Moving around in nature is probably more important to me than photography itself. I’m healthiest and happiest when I’m outside, climbing and hiking or even shivering through a cold December night in Utah. I start to get really bored when I’m too comfortable. There’s something oddly satisfying about putting effort into meeting the most basic needs of finding warmth and feeding hunger. I rely on technology such as GPS for finding my way when I’m lost, but I also have some basic survival skills that I hopefully won’t need to use.
Did you start making a living out of your landscape photography? If so, did it change anything to your photo practice?
I haven’t! I still rely on my design work to fund my travels, so photography is still a very personal pursuit. I enjoy that balance, but ideally I’d be able to support my photography by selling prints.
Can you talk about your next project?
I’ve been looking at maps of the Continental Divide recently. I haven’t spent too much time in the Rocky Mountains, so that might be a good place to start. I’ve also been researching bikepacking, so I might go for a long ride this summer. And then, there’s always Alaska.

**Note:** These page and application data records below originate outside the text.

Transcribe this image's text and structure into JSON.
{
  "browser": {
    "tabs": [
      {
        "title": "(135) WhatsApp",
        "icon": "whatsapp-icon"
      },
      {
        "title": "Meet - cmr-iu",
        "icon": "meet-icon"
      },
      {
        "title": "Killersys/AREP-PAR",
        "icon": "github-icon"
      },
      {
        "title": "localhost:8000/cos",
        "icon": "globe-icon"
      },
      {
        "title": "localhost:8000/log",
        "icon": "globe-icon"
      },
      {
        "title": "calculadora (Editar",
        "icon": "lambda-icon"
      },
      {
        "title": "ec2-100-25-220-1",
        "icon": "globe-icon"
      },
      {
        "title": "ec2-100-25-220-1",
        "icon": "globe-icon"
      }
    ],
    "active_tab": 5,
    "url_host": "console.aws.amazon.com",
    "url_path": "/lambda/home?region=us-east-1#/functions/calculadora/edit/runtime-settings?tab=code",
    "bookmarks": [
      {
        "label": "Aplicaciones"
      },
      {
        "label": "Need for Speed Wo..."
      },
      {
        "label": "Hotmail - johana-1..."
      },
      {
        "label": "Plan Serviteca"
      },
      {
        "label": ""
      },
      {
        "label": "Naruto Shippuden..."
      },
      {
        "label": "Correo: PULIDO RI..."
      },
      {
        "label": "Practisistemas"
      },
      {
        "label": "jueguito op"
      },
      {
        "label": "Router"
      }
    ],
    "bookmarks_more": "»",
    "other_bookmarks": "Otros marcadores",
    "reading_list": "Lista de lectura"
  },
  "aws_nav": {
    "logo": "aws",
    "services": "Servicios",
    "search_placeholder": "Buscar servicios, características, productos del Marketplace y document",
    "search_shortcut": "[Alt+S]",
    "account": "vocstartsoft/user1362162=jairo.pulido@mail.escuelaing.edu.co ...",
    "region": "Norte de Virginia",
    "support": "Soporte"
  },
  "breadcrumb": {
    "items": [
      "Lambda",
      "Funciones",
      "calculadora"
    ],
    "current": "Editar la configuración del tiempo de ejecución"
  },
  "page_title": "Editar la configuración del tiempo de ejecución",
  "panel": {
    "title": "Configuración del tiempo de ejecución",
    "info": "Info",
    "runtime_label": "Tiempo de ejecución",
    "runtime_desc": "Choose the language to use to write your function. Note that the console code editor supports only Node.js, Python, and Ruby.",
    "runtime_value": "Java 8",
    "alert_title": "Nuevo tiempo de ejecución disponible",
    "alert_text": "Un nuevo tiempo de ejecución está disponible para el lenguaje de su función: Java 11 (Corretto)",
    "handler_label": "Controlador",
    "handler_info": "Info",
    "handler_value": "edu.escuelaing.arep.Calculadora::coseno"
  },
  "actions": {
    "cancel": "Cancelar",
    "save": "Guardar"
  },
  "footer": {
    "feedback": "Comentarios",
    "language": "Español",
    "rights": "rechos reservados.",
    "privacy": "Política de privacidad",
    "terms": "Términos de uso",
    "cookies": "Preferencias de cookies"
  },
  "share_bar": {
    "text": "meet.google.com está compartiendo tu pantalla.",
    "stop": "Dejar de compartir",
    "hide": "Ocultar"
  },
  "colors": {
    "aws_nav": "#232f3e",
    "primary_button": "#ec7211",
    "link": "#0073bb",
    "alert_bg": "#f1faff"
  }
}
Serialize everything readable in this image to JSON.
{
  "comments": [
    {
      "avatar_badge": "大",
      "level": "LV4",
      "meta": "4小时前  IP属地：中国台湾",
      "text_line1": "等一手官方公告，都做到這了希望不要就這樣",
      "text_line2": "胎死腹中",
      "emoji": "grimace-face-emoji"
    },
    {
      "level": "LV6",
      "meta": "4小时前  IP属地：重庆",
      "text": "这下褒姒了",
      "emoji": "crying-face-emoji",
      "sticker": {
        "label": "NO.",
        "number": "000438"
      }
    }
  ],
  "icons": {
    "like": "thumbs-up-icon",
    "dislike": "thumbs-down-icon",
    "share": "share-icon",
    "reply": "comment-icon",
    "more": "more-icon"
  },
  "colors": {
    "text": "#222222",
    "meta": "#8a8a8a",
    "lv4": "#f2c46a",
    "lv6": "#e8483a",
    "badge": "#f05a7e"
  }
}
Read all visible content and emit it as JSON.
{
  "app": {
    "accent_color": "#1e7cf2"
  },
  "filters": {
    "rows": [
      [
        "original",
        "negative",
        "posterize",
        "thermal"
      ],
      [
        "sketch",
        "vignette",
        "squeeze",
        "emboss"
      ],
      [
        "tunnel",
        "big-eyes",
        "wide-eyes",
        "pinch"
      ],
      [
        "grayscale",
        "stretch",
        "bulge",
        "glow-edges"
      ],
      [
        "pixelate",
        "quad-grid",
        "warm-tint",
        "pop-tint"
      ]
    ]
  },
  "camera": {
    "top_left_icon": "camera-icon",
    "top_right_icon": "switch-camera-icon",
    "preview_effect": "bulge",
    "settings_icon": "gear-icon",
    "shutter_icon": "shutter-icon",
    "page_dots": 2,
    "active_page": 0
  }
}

What would be your pieces of advice to photographers interested in landscape photography and who want to find their own style?
This is something I’m still trying to figure out for myself, honestly. I wonder if there’s a good answer, as being an artist in the age of social media complicates things. I try hard not to let the sharing of my work influence the creation of my work. Personally, I spend a lot of time going on hikes without a camera and without any intention to capture my observations. I feel like it helps remind me of the importance of Nature itself.
Is there any photographer you would recommend for us to have in interview?
My friend Reuben Wu takes some really incredible photos and is a wonderful person. His work, both music and art, has been an inspiration for me for the last 15 years.
Any last word?
Thank you for sharing my work!
If you are interested in Cody Cobb’s works, take a look at his website.